Eminent Domain and Restitution: A Noteworthy Approach
At the forefront of the proposed Slavery Reparation Bills is a groundbreaking measure led by State Sen. Steven Bradford, focusing on “property takings” through race-based eminent domain cases. This Slavery Reparation Bills seeks to restore seized property to its original owners emphasizing a commitment to repair the historical wrongs inflicted upon Black Americans.
The group leading this effort in California, the Legislative Black Caucus is highlighting the importance of a thorough strategy that goes beyond giving money directly. Assembly member Lori Wilson stressed that Slavery Reparation Bills are about more than just cash – they’re a way to take apart the long-lasting effects of slavery and systemic racism.

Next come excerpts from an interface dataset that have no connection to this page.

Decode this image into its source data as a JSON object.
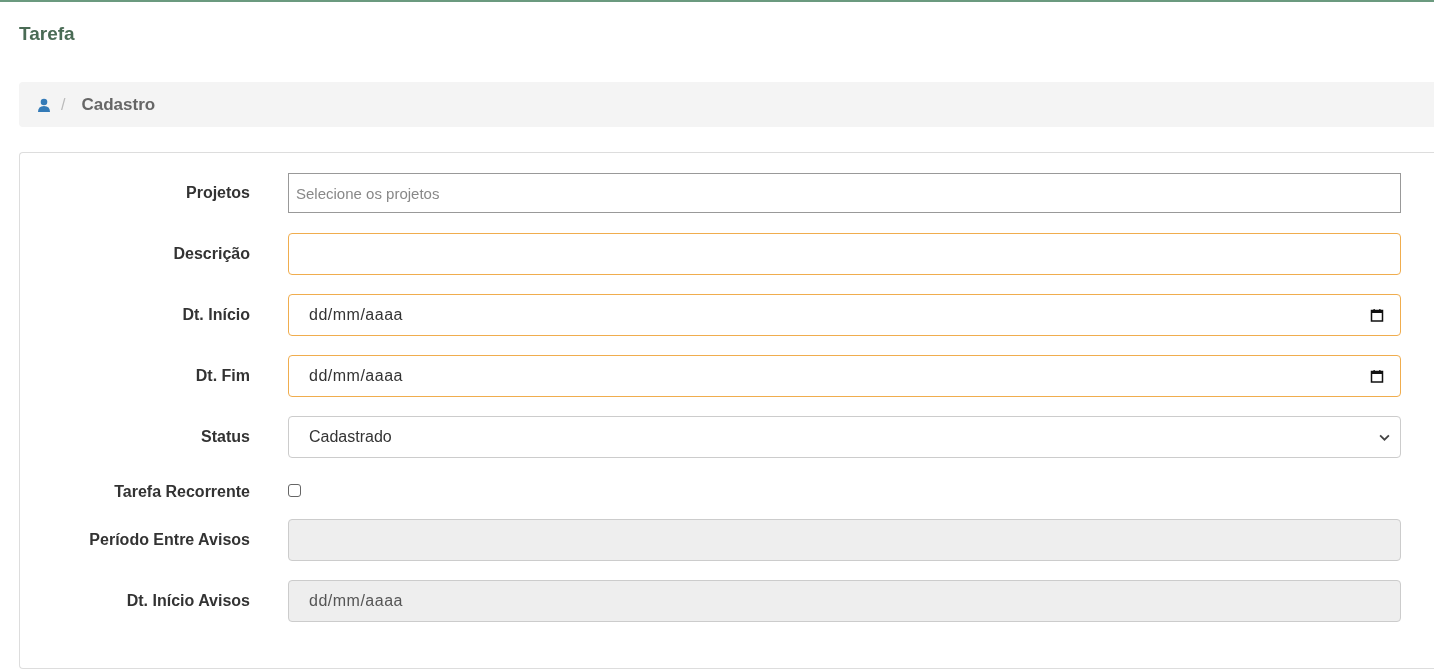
{
  "page_title": "Tarefa",
  "breadcrumb": {
    "separator": "/",
    "current": "Cadastro"
  },
  "form": {
    "fields": [
      {
        "kind": "multiselect",
        "label": "Projetos",
        "placeholder": "Selecione os projetos"
      },
      {
        "kind": "text",
        "label": "Descrição",
        "highlighted": true,
        "disabled": false
      },
      {
        "kind": "date",
        "label": "Dt. Início",
        "placeholder": "dd/mm/aaaa",
        "highlighted": true,
        "disabled": false
      },
      {
        "kind": "date",
        "label": "Dt. Fim",
        "placeholder": "dd/mm/aaaa",
        "highlighted": true,
        "disabled": false
      },
      {
        "kind": "select",
        "label": "Status",
        "value": "Cadastrado"
      },
      {
        "kind": "checkbox",
        "label": "Tarefa Recorrente",
        "checked": false
      },
      {
        "kind": "text",
        "label": "Período Entre Avisos",
        "highlighted": false,
        "disabled": true
      },
      {
        "kind": "date",
        "label": "Dt. Início Avisos",
        "placeholder": "dd/mm/aaaa",
        "highlighted": false,
        "disabled": true
      }
    ]
  }
}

Acknowledging the uphill battle ahead Black lawmakers anticipate dedicating significant efforts to educate fellow legislators and garner support for the Slavery Reparation Bills. Some measures, however may face legal challenges such as proposals to change the state constitution to fund programs specifically benefitting marginalized groups.
Legal Complexities and Comprehensive Reparations

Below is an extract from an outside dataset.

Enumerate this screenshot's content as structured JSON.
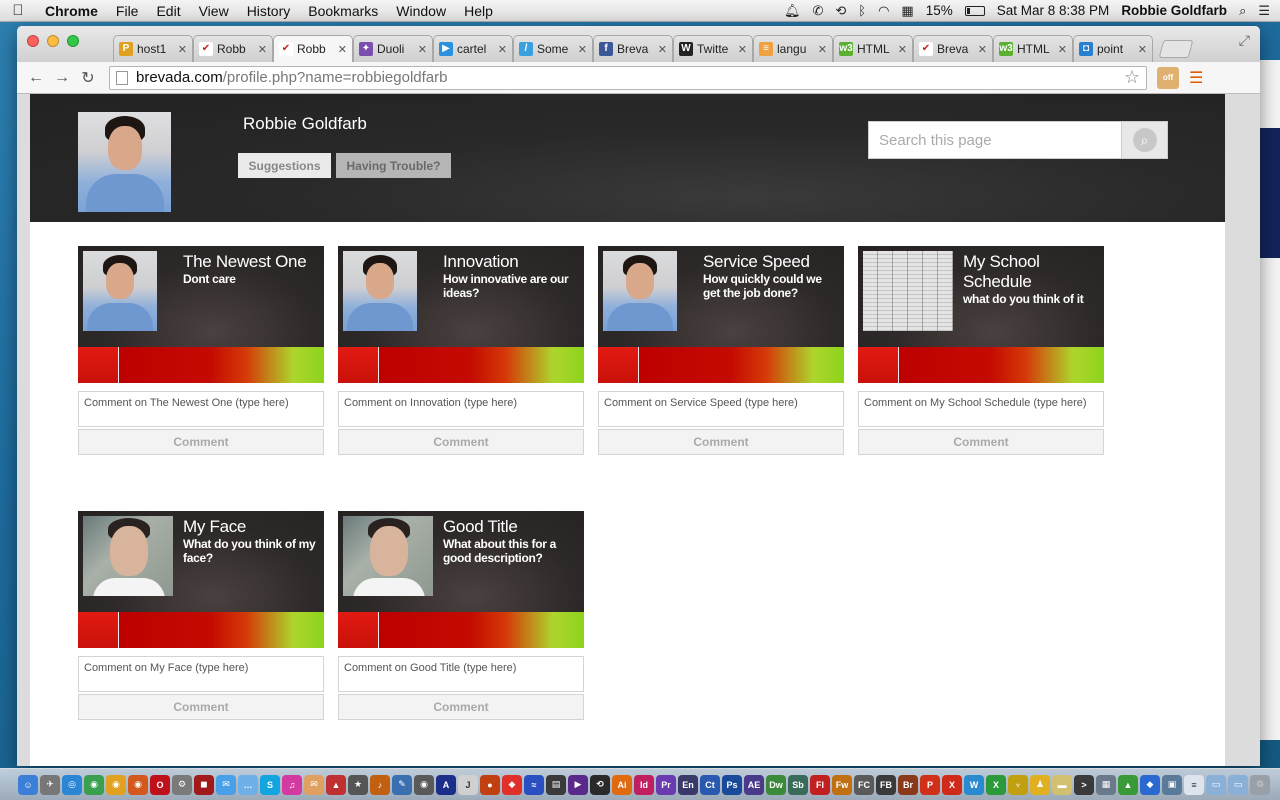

Democratic Assemblymember Corey Jackson‘s proposal to amend the state constitution for targeted funding programs based on race raises constitutional questions reminiscent of challenges faced by affirmative action. The intricacies of legal battles may become a central theme as the legislative package unfolds.
Additional measures include protection for “natural and protective” hairstyles in competitive sports and a formal apology by the governor and Legislature for the state’s historical role in human rights violations against African slaves and their descendants. The caucus anticipates further refinement of the package in the coming weeks promising a meticulous approach to a complex issue.